Problem requirements → Copy each line below in which the string "title" appears.

Material for this task →

--- START ---

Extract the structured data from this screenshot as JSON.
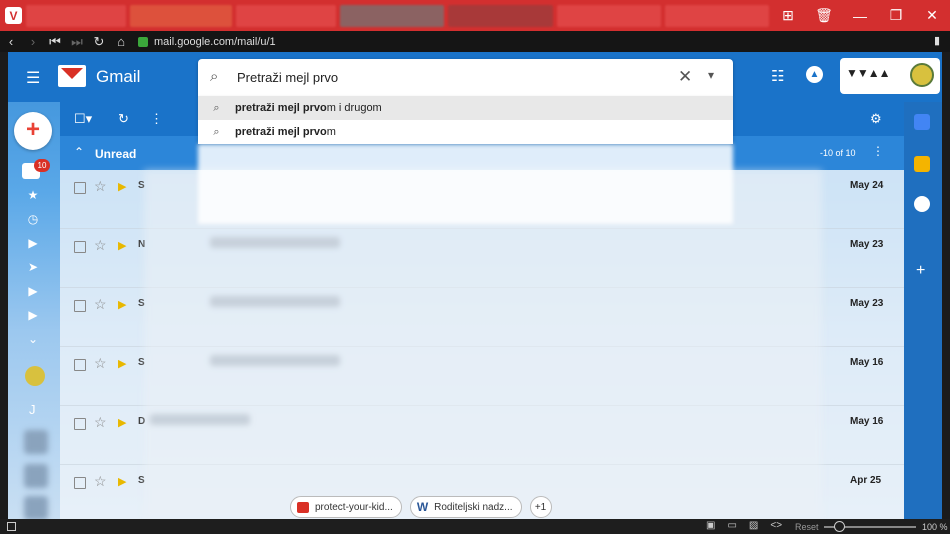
{
  "browser": {
    "url": "mail.google.com/mail/u/1",
    "zoom": "100 %",
    "reset_label": "Reset"
  },
  "gmail": {
    "title": "Gmail",
    "search": {
      "value": "Pretraži mejl prvo",
      "suggestions": [
        {
          "bold": "pretraži mejl prvo",
          "rest": "m i drugom"
        },
        {
          "bold": "pretraži mejl prvo",
          "rest": "m"
        }
      ]
    },
    "inbox_badge": "10",
    "rail_letter": "J",
    "section": {
      "label": "Unread",
      "count": "-10 of 10"
    },
    "rows": [
      {
        "sender": "S",
        "date": "May 24"
      },
      {
        "sender": "N",
        "date": "May 23"
      },
      {
        "sender": "S",
        "date": "May 23"
      },
      {
        "sender": "S",
        "date": "May 16"
      },
      {
        "sender": "D",
        "date": "May 16"
      },
      {
        "sender": "S",
        "date": "Apr 25"
      }
    ],
    "attachments": [
      {
        "label": "protect-your-kid...",
        "icon": "image-icon",
        "color": "#d93025"
      },
      {
        "label": "Roditeljski nadz...",
        "icon": "word-icon",
        "color": "#2b5797"
      }
    ],
    "attachments_more": "+1"
  },
  "colors": {
    "accent": "#1a73c9",
    "brand_red": "#d32f2f",
    "important": "#e8b800"
  }
}
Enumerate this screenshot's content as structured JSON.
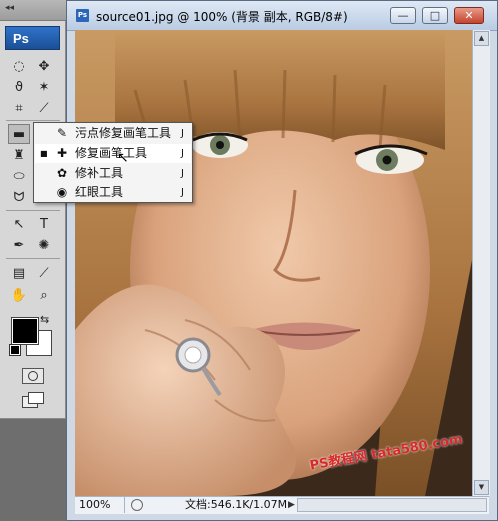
{
  "document": {
    "title": "source01.jpg @ 100% (背景 副本, RGB/8#)",
    "icon_text": "Ps",
    "minimize_symbol": "—",
    "maximize_symbol": "□",
    "close_symbol": "✕"
  },
  "toolbox": {
    "collapse_symbol": "◂◂",
    "logo": "Ps",
    "foreground_color": "#000000",
    "background_color": "#ffffff"
  },
  "flyout": {
    "items": [
      {
        "label": "污点修复画笔工具",
        "key": "J",
        "icon": "spot-healing-brush-icon",
        "selected": false
      },
      {
        "label": "修复画笔工具",
        "key": "J",
        "icon": "healing-brush-icon",
        "selected": true
      },
      {
        "label": "修补工具",
        "key": "J",
        "icon": "patch-icon",
        "selected": false
      },
      {
        "label": "红眼工具",
        "key": "J",
        "icon": "red-eye-icon",
        "selected": false
      }
    ],
    "selected_marker": "■"
  },
  "status": {
    "zoom": "100%",
    "doc_size": "文档:546.1K/1.07M",
    "arrow": "▶"
  },
  "watermark": "PS教程网 tata580.com"
}
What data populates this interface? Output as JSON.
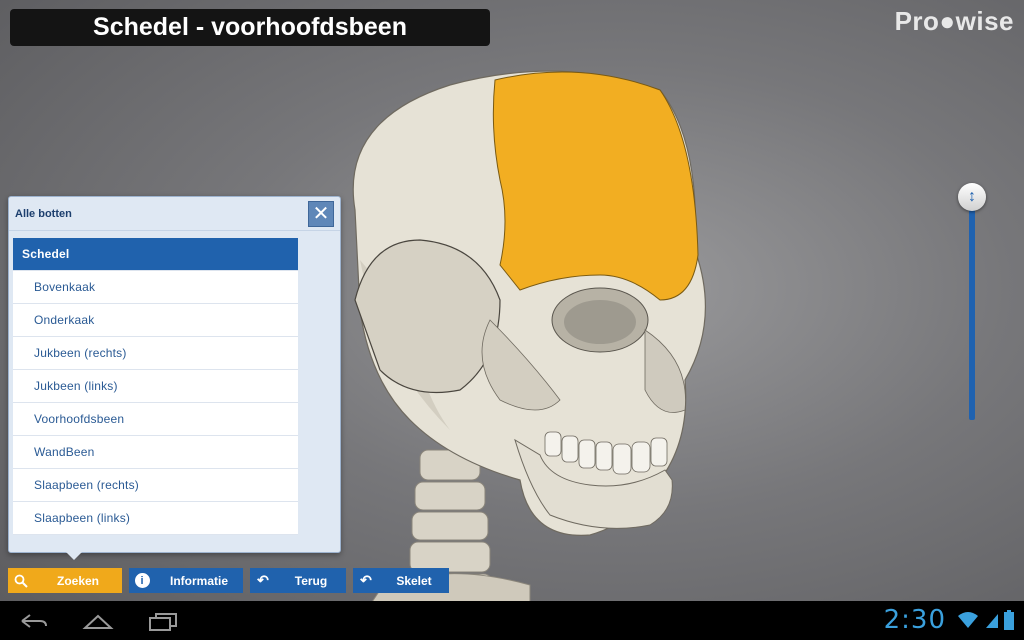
{
  "header": {
    "title": "Schedel - voorhoofdsbeen"
  },
  "brand": {
    "logo_text": "Pro●wise"
  },
  "panel": {
    "title": "Alle botten",
    "close_icon": "close-icon",
    "items": [
      {
        "label": "Schedel",
        "selected": true
      },
      {
        "label": "Bovenkaak"
      },
      {
        "label": "Onderkaak"
      },
      {
        "label": "Jukbeen (rechts)"
      },
      {
        "label": "Jukbeen (links)"
      },
      {
        "label": "Voorhoofdsbeen"
      },
      {
        "label": "WandBeen"
      },
      {
        "label": "Slaapbeen (rechts)"
      },
      {
        "label": "Slaapbeen (links)"
      }
    ]
  },
  "toolbar": {
    "search_label": "Zoeken",
    "info_label": "Informatie",
    "back_label": "Terug",
    "skeleton_label": "Skelet"
  },
  "system": {
    "clock": "2:30"
  },
  "colors": {
    "accent_blue": "#2062ad",
    "highlight_orange": "#f0a91b",
    "bone": "#e6e2d6",
    "frontal_bone": "#f2ae22"
  }
}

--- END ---

Result of this exercise →
    "title": "Gmail",
    "title": "source01.jpg @ 100% (背景 副本, RGB/8#)",
    "title": "Schedel - voorhoofdsbeen"
    "title": "Alle botten",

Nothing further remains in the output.